I can still picture in my mind: Elizabeth Mutzenberg, Mother, Elise, Alfred, Emma, Fred, John, and me as we walked across the field towards the town and the depot. We all had an empty feeling as we walked away from our home for the last time but we never looked back. We had new horizons to look forward to, a new land, the headquarters of the Church, and a reunion with loved ones who had already emigrated. We boarded the train at 10 o'clock on the morning of September 30, 1905.
Two of our daughters remained in Switzerland. Rosa, who was married to Rudolph Kaufman, and Caroline who was engaged to Gottfried Feuz.
As mentioned before, Gottfried and Caroline met in Grindelwald where they were both working. They were married on 23 October, 1905, and moved to Gsteigweiler. This picturesque mountain village is in a steep canyon on the road to Grindelwald. It is perched high above the town of Interlaken, in the Swiss Alps. Caroline said, "We moved into a small lean-to attached to a larger house which clung to a steep cliff. Everyone in the village walked miles to even find a level spot to plant a garden. The mountain side was so steep that long high stairs were made to the entrance of each dwelling.
Gottfried was born June 14, 1877 in Gsteigweiler. His father, Casper Feuz, made his living by guiding mountain climbers during the summer months. In the long cold months of winter, he earned money selling the wood he chopped and delivered to the people of the village. His mother, Elizabeth, contracted tuberculosis early in her marriage. The family was poor, and his father became more and more discouraged, and unable to provide adequately for his family, until he gave up entirely. So Gottfried took on the family responsibilities at a very early age.

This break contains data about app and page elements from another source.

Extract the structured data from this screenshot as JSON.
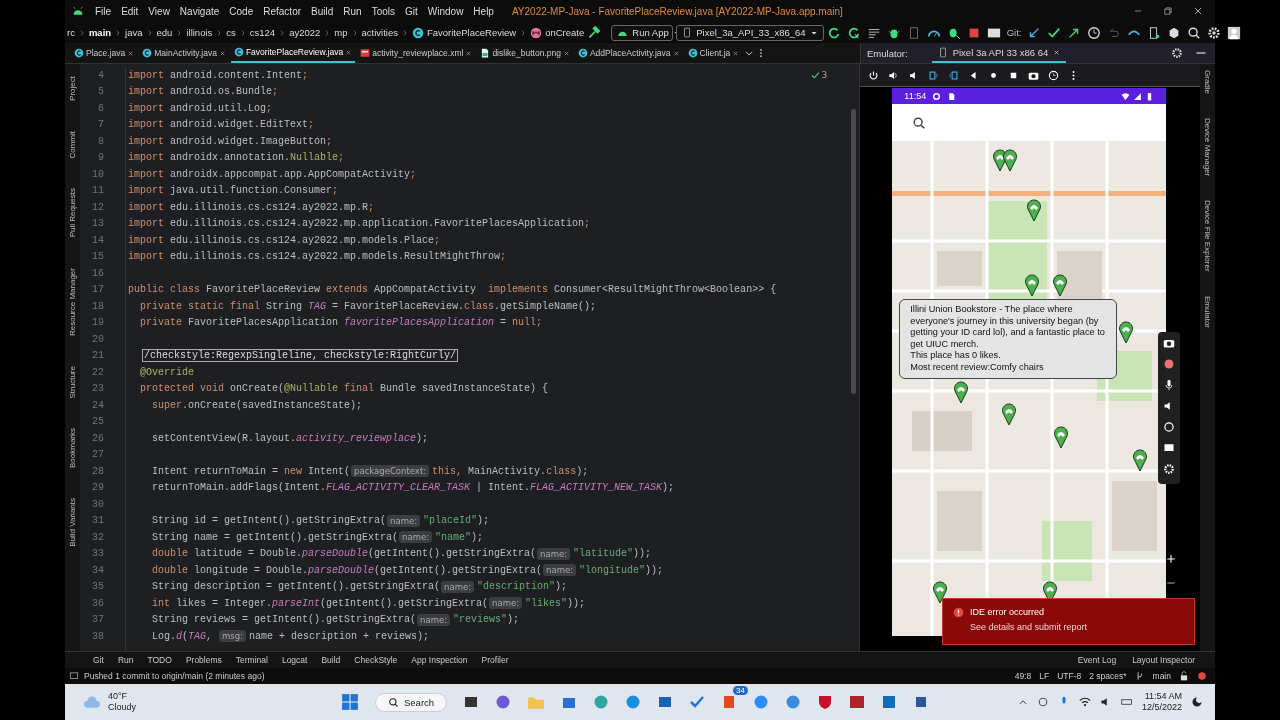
{
  "menu_bar": {
    "items": [
      "File",
      "Edit",
      "View",
      "Navigate",
      "Code",
      "Refactor",
      "Build",
      "Run",
      "Tools",
      "Git",
      "Window",
      "Help"
    ],
    "title": "AY2022-MP-Java - FavoritePlaceReview.java [AY2022-MP-Java.app.main]"
  },
  "breadcrumb": [
    {
      "label": "rc",
      "emphasis": false,
      "kind": "folder"
    },
    {
      "label": "main",
      "emphasis": true,
      "kind": "folder"
    },
    {
      "label": "java",
      "emphasis": false,
      "kind": "folder"
    },
    {
      "label": "edu",
      "emphasis": false,
      "kind": "folder"
    },
    {
      "label": "illinois",
      "emphasis": false,
      "kind": "folder"
    },
    {
      "label": "cs",
      "emphasis": false,
      "kind": "folder"
    },
    {
      "label": "cs124",
      "emphasis": false,
      "kind": "folder"
    },
    {
      "label": "ay2022",
      "emphasis": false,
      "kind": "folder"
    },
    {
      "label": "mp",
      "emphasis": false,
      "kind": "folder"
    },
    {
      "label": "activities",
      "emphasis": false,
      "kind": "folder"
    },
    {
      "label": "FavoritePlaceReview",
      "emphasis": false,
      "kind": "class"
    },
    {
      "label": "onCreate",
      "emphasis": false,
      "kind": "method"
    }
  ],
  "run_config": "Run App",
  "device": "Pixel_3a_API_33_x86_64",
  "git_label": "Git:",
  "tabs": [
    {
      "label": "Place.java",
      "kind": "java",
      "selected": false
    },
    {
      "label": "MainActivity.java",
      "kind": "java",
      "selected": false
    },
    {
      "label": "FavoritePlaceReview.java",
      "kind": "java",
      "selected": true
    },
    {
      "label": "activity_reviewplace.xml",
      "kind": "xml",
      "selected": false
    },
    {
      "label": "dislike_button.png",
      "kind": "png",
      "selected": false
    },
    {
      "label": "AddPlaceActivity.java",
      "kind": "java",
      "selected": false
    },
    {
      "label": "Client.ja",
      "kind": "java",
      "selected": false
    }
  ],
  "left_tools": [
    "Project",
    "Commit",
    "Pull Requests",
    "Resource Manager",
    "Structure",
    "Bookmarks",
    "Build Variants"
  ],
  "right_tools": [
    "Gradle",
    "Device Manager",
    "Device File Explorer",
    "Emulator"
  ],
  "editor": {
    "inspection_count": "3",
    "lines": [
      {
        "number": "4",
        "segments": [
          {
            "kind": "kw",
            "text": "import "
          },
          {
            "kind": "plain",
            "text": "android.content.Intent"
          },
          {
            "kind": "kw",
            "text": ";"
          }
        ]
      },
      {
        "number": "5",
        "segments": [
          {
            "kind": "kw",
            "text": "import "
          },
          {
            "kind": "plain",
            "text": "android.os.Bundle"
          },
          {
            "kind": "kw",
            "text": ";"
          }
        ]
      },
      {
        "number": "6",
        "segments": [
          {
            "kind": "kw",
            "text": "import "
          },
          {
            "kind": "plain",
            "text": "android.util.Log"
          },
          {
            "kind": "kw",
            "text": ";"
          }
        ]
      },
      {
        "number": "7",
        "segments": [
          {
            "kind": "kw",
            "text": "import "
          },
          {
            "kind": "plain",
            "text": "android.widget.EditText"
          },
          {
            "kind": "kw",
            "text": ";"
          }
        ]
      },
      {
        "number": "8",
        "segments": [
          {
            "kind": "kw",
            "text": "import "
          },
          {
            "kind": "plain",
            "text": "android.widget.ImageButton"
          },
          {
            "kind": "kw",
            "text": ";"
          }
        ]
      },
      {
        "number": "9",
        "segments": [
          {
            "kind": "kw",
            "text": "import "
          },
          {
            "kind": "plain",
            "text": "androidx.annotation."
          },
          {
            "kind": "ann",
            "text": "Nullable"
          },
          {
            "kind": "kw",
            "text": ";"
          }
        ]
      },
      {
        "number": "10",
        "segments": [
          {
            "kind": "kw",
            "text": "import "
          },
          {
            "kind": "plain",
            "text": "androidx.appcompat.app.AppCompatActivity"
          },
          {
            "kind": "kw",
            "text": ";"
          }
        ]
      },
      {
        "number": "11",
        "segments": [
          {
            "kind": "kw",
            "text": "import "
          },
          {
            "kind": "plain",
            "text": "java.util.function.Consumer"
          },
          {
            "kind": "kw",
            "text": ";"
          }
        ]
      },
      {
        "number": "12",
        "segments": [
          {
            "kind": "kw",
            "text": "import "
          },
          {
            "kind": "plain",
            "text": "edu.illinois.cs.cs124.ay2022.mp.R"
          },
          {
            "kind": "kw",
            "text": ";"
          }
        ]
      },
      {
        "number": "13",
        "segments": [
          {
            "kind": "kw",
            "text": "import "
          },
          {
            "kind": "plain",
            "text": "edu.illinois.cs.cs124.ay2022.mp.application.FavoritePlacesApplication"
          },
          {
            "kind": "kw",
            "text": ";"
          }
        ]
      },
      {
        "number": "14",
        "segments": [
          {
            "kind": "kw",
            "text": "import "
          },
          {
            "kind": "plain",
            "text": "edu.illinois.cs.cs124.ay2022.mp.models.Place"
          },
          {
            "kind": "kw",
            "text": ";"
          }
        ]
      },
      {
        "number": "15",
        "segments": [
          {
            "kind": "kw",
            "text": "import "
          },
          {
            "kind": "plain",
            "text": "edu.illinois.cs.cs124.ay2022.mp.models.ResultMightThrow"
          },
          {
            "kind": "kw",
            "text": ";"
          }
        ]
      },
      {
        "number": "16"
      },
      {
        "number": "17",
        "segments": [
          {
            "kind": "kw",
            "text": "public class "
          },
          {
            "kind": "plain",
            "text": "FavoritePlaceReview "
          },
          {
            "kind": "kw",
            "text": "extends "
          },
          {
            "kind": "plain",
            "text": "AppCompatActivity  "
          },
          {
            "kind": "kw",
            "text": "implements "
          },
          {
            "kind": "plain",
            "text": "Consumer<ResultMightThrow<Boolean>> {"
          }
        ]
      },
      {
        "number": "18",
        "segments": [
          {
            "kind": "kw",
            "text": "  private static final "
          },
          {
            "kind": "plain",
            "text": "String "
          },
          {
            "kind": "field",
            "text": "TAG"
          },
          {
            "kind": "plain",
            "text": " = FavoritePlaceReview."
          },
          {
            "kind": "kw",
            "text": "class"
          },
          {
            "kind": "plain",
            "text": ".getSimpleName();"
          }
        ]
      },
      {
        "number": "19",
        "segments": [
          {
            "kind": "kw",
            "text": "  private "
          },
          {
            "kind": "plain",
            "text": "FavoritePlacesApplication "
          },
          {
            "kind": "field",
            "text": "favoritePlacesApplication"
          },
          {
            "kind": "plain",
            "text": " = "
          },
          {
            "kind": "kw",
            "text": "null;"
          }
        ]
      },
      {
        "number": "20"
      },
      {
        "number": "21",
        "segments": [
          {
            "kind": "boxed",
            "text": "/checkstyle:RegexpSingleline, checkstyle:RightCurly/"
          }
        ]
      },
      {
        "number": "22",
        "segments": [
          {
            "kind": "ann",
            "text": "  @Override"
          }
        ]
      },
      {
        "number": "23",
        "segments": [
          {
            "kind": "kw",
            "text": "  protected void "
          },
          {
            "kind": "plain",
            "text": "onCreate("
          },
          {
            "kind": "ann",
            "text": "@Nullable "
          },
          {
            "kind": "kw",
            "text": "final "
          },
          {
            "kind": "plain",
            "text": "Bundle savedInstanceState) {"
          }
        ]
      },
      {
        "number": "24",
        "segments": [
          {
            "kind": "kw",
            "text": "    super"
          },
          {
            "kind": "plain",
            "text": ".onCreate(savedInstanceState);"
          }
        ]
      },
      {
        "number": "25"
      },
      {
        "number": "26",
        "segments": [
          {
            "kind": "plain",
            "text": "    setContentView(R.layout."
          },
          {
            "kind": "field",
            "text": "activity_reviewplace"
          },
          {
            "kind": "plain",
            "text": ");"
          }
        ]
      },
      {
        "number": "27"
      },
      {
        "number": "28",
        "segments": [
          {
            "kind": "plain",
            "text": "    Intent returnToMain = "
          },
          {
            "kind": "kw",
            "text": "new "
          },
          {
            "kind": "plain",
            "text": "Intent("
          },
          {
            "kind": "hint",
            "text": "packageContext:"
          },
          {
            "kind": "kw",
            "text": "this, "
          },
          {
            "kind": "plain",
            "text": "MainActivity."
          },
          {
            "kind": "kw",
            "text": "class"
          },
          {
            "kind": "plain",
            "text": ");"
          }
        ]
      },
      {
        "number": "29",
        "segments": [
          {
            "kind": "plain",
            "text": "    returnToMain.addFlags(Intent."
          },
          {
            "kind": "field",
            "text": "FLAG_ACTIVITY_CLEAR_TASK"
          },
          {
            "kind": "plain",
            "text": " | Intent."
          },
          {
            "kind": "field",
            "text": "FLAG_ACTIVITY_NEW_TASK"
          },
          {
            "kind": "plain",
            "text": ");"
          }
        ]
      },
      {
        "number": "30"
      },
      {
        "number": "31",
        "segments": [
          {
            "kind": "plain",
            "text": "    String id = getIntent().getStringExtra("
          },
          {
            "kind": "hint",
            "text": "name:"
          },
          {
            "kind": "str",
            "text": "\"placeId\""
          },
          {
            "kind": "plain",
            "text": ");"
          }
        ]
      },
      {
        "number": "32",
        "segments": [
          {
            "kind": "plain",
            "text": "    String name = getIntent().getStringExtra("
          },
          {
            "kind": "hint",
            "text": "name:"
          },
          {
            "kind": "str",
            "text": "\"name\""
          },
          {
            "kind": "plain",
            "text": ");"
          }
        ]
      },
      {
        "number": "33",
        "segments": [
          {
            "kind": "kw",
            "text": "    double "
          },
          {
            "kind": "plain",
            "text": "latitude = Double."
          },
          {
            "kind": "field",
            "text": "parseDouble"
          },
          {
            "kind": "plain",
            "text": "(getIntent().getStringExtra("
          },
          {
            "kind": "hint",
            "text": "name:"
          },
          {
            "kind": "str",
            "text": "\"latitude\""
          },
          {
            "kind": "plain",
            "text": "));"
          }
        ]
      },
      {
        "number": "34",
        "segments": [
          {
            "kind": "kw",
            "text": "    double "
          },
          {
            "kind": "plain",
            "text": "longitude = Double."
          },
          {
            "kind": "field",
            "text": "parseDouble"
          },
          {
            "kind": "plain",
            "text": "(getIntent().getStringExtra("
          },
          {
            "kind": "hint",
            "text": "name:"
          },
          {
            "kind": "str",
            "text": "\"longitude\""
          },
          {
            "kind": "plain",
            "text": "));"
          }
        ]
      },
      {
        "number": "35",
        "segments": [
          {
            "kind": "plain",
            "text": "    String description = getIntent().getStringExtra("
          },
          {
            "kind": "hint",
            "text": "name:"
          },
          {
            "kind": "str",
            "text": "\"description\""
          },
          {
            "kind": "plain",
            "text": ");"
          }
        ]
      },
      {
        "number": "36",
        "segments": [
          {
            "kind": "kw",
            "text": "    int "
          },
          {
            "kind": "plain",
            "text": "likes = Integer."
          },
          {
            "kind": "field",
            "text": "parseInt"
          },
          {
            "kind": "plain",
            "text": "(getIntent().getStringExtra("
          },
          {
            "kind": "hint",
            "text": "name:"
          },
          {
            "kind": "str",
            "text": "\"likes\""
          },
          {
            "kind": "plain",
            "text": "));"
          }
        ]
      },
      {
        "number": "37",
        "segments": [
          {
            "kind": "plain",
            "text": "    String reviews = getIntent().getStringExtra("
          },
          {
            "kind": "hint",
            "text": "name:"
          },
          {
            "kind": "str",
            "text": "\"reviews\""
          },
          {
            "kind": "plain",
            "text": ");"
          }
        ]
      },
      {
        "number": "38",
        "segments": [
          {
            "kind": "plain",
            "text": "    Log."
          },
          {
            "kind": "field",
            "text": "d"
          },
          {
            "kind": "plain",
            "text": "("
          },
          {
            "kind": "field",
            "text": "TAG"
          },
          {
            "kind": "plain",
            "text": ", "
          },
          {
            "kind": "hint",
            "text": "msg:"
          },
          {
            "kind": "plain",
            "text": "name + description + reviews);"
          }
        ]
      }
    ]
  },
  "emulator": {
    "label": "Emulator:",
    "tab": "Pixel 3a API 33 x86 64",
    "time": "11:54",
    "popup": {
      "description": "Illini Union Bookstore - The place where everyone's journey in this university began (by getting your ID card lol), and a fantastic place to get UIUC merch.",
      "likes": "This place has 0 likes.",
      "review": "Most recent review:Comfy chairs"
    }
  },
  "notification": {
    "title": "IDE error occurred",
    "link": "See details and submit report"
  },
  "tool_windows": {
    "left": [
      "Git",
      "Run",
      "TODO",
      "Problems",
      "Terminal",
      "Logcat",
      "Build",
      "CheckStyle",
      "App Inspection",
      "Profiler"
    ],
    "right": [
      "Event Log",
      "Layout Inspector"
    ]
  },
  "status_bar": {
    "message": "Pushed 1 commit to origin/main (2 minutes ago)",
    "items": [
      "49:8",
      "LF",
      "UTF-8",
      "2 spaces*"
    ],
    "branch": "main"
  },
  "taskbar": {
    "temperature": "40°F",
    "condition": "Cloudy",
    "search": "Search",
    "badge": "34",
    "time": "11:54 AM",
    "date": "12/5/2022"
  }
}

Gottfried's mother passed away when Gottfried was 12, leaving three younger brothers, Peter, John and Christian, and two girls, Elizabeth and Marguerite. These were not all their children, as several died in infancy.
"Gottfried did his best to keep the family together." Caroline said, "Several years later he mourned losing Marguerite. She died at 18 of the same disease which had taken his mother. For years he kept in touch with his sister Elizabeth. He always had a place in his home for his brother Pete. Somehow Pete would always find a job near Gottfried's home, wherever that happened to be.
"Gottfried's family was all baptized in the Lutheran Church. Because his mother realized that she would not live to see her children grown, she gave them all a good foundation in faith. She begged them never to stray from their early beliefs, and Gottfried didn't.